▸ Try it:
Nothing but the text of the records belongs in your answer: repeat all of it exactly and leave out the images.

▸ Data extract:
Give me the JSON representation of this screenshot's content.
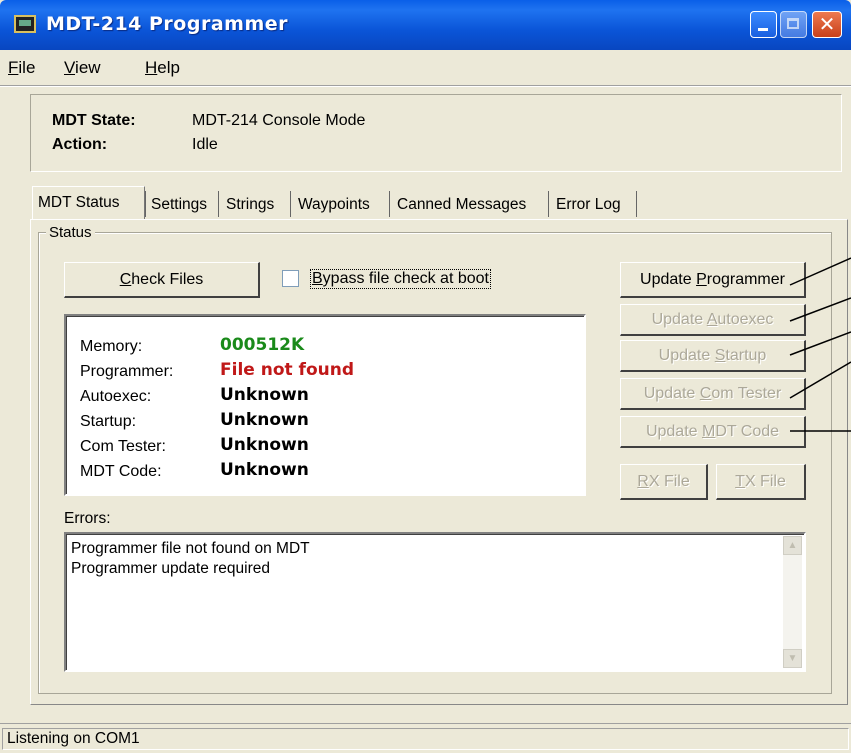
{
  "window": {
    "title": "MDT-214 Programmer"
  },
  "menu": {
    "file": "File",
    "view": "View",
    "help": "Help"
  },
  "state_panel": {
    "state_label": "MDT State:",
    "state_value": "MDT-214 Console Mode",
    "action_label": "Action:",
    "action_value": "Idle"
  },
  "tabs": [
    {
      "label": "MDT Status",
      "active": true
    },
    {
      "label": "Settings"
    },
    {
      "label": "Strings"
    },
    {
      "label": "Waypoints"
    },
    {
      "label": "Canned Messages"
    },
    {
      "label": "Error Log"
    }
  ],
  "status_group": {
    "title": "Status"
  },
  "check_files": {
    "label": "Check Files"
  },
  "bypass": {
    "label": "Bypass file check at boot",
    "checked": false
  },
  "files": [
    {
      "name": "Memory:",
      "value": "000512K",
      "color": "#1a8a1a"
    },
    {
      "name": "Programmer:",
      "value": "File not found",
      "color": "#c01818"
    },
    {
      "name": "Autoexec:",
      "value": "Unknown",
      "color": "#000000"
    },
    {
      "name": "Startup:",
      "value": "Unknown",
      "color": "#000000"
    },
    {
      "name": "Com Tester:",
      "value": "Unknown",
      "color": "#000000"
    },
    {
      "name": "MDT Code:",
      "value": "Unknown",
      "color": "#000000"
    }
  ],
  "update_buttons": [
    {
      "label": "Update Programmer",
      "enabled": true
    },
    {
      "label": "Update Autoexec",
      "enabled": false
    },
    {
      "label": "Update Startup",
      "enabled": false
    },
    {
      "label": "Update Com Tester",
      "enabled": false
    },
    {
      "label": "Update MDT Code",
      "enabled": false
    }
  ],
  "rx_button": {
    "label": "RX File",
    "enabled": false
  },
  "tx_button": {
    "label": "TX File",
    "enabled": false
  },
  "errors": {
    "label": "Errors:",
    "lines": [
      "Programmer file not found on MDT",
      "Programmer update required"
    ]
  },
  "statusbar": {
    "text": "Listening on COM1"
  }
}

▸ Written response:
Give me the JSON representation of this screenshot's content.
{
  "window": {
    "title": "MDT-214 Programmer"
  },
  "menu": {
    "file": "File",
    "view": "View",
    "help": "Help"
  },
  "state_panel": {
    "state_label": "MDT State:",
    "state_value": "MDT-214 Console Mode",
    "action_label": "Action:",
    "action_value": "Idle"
  },
  "tabs": [
    {
      "label": "MDT Status",
      "active": true
    },
    {
      "label": "Settings"
    },
    {
      "label": "Strings"
    },
    {
      "label": "Waypoints"
    },
    {
      "label": "Canned Messages"
    },
    {
      "label": "Error Log"
    }
  ],
  "status_group": {
    "title": "Status"
  },
  "check_files": {
    "label": "Check Files"
  },
  "bypass": {
    "label": "Bypass file check at boot",
    "checked": false
  },
  "files": [
    {
      "name": "Memory:",
      "value": "000512K",
      "color": "#1a8a1a"
    },
    {
      "name": "Programmer:",
      "value": "File not found",
      "color": "#c01818"
    },
    {
      "name": "Autoexec:",
      "value": "Unknown",
      "color": "#000000"
    },
    {
      "name": "Startup:",
      "value": "Unknown",
      "color": "#000000"
    },
    {
      "name": "Com Tester:",
      "value": "Unknown",
      "color": "#000000"
    },
    {
      "name": "MDT Code:",
      "value": "Unknown",
      "color": "#000000"
    }
  ],
  "update_buttons": [
    {
      "label": "Update Programmer",
      "enabled": true
    },
    {
      "label": "Update Autoexec",
      "enabled": false
    },
    {
      "label": "Update Startup",
      "enabled": false
    },
    {
      "label": "Update Com Tester",
      "enabled": false
    },
    {
      "label": "Update MDT Code",
      "enabled": false
    }
  ],
  "rx_button": {
    "label": "RX File",
    "enabled": false
  },
  "tx_button": {
    "label": "TX File",
    "enabled": false
  },
  "errors": {
    "label": "Errors:",
    "lines": [
      "Programmer file not found on MDT",
      "Programmer update required"
    ]
  },
  "statusbar": {
    "text": "Listening on COM1"
  }
}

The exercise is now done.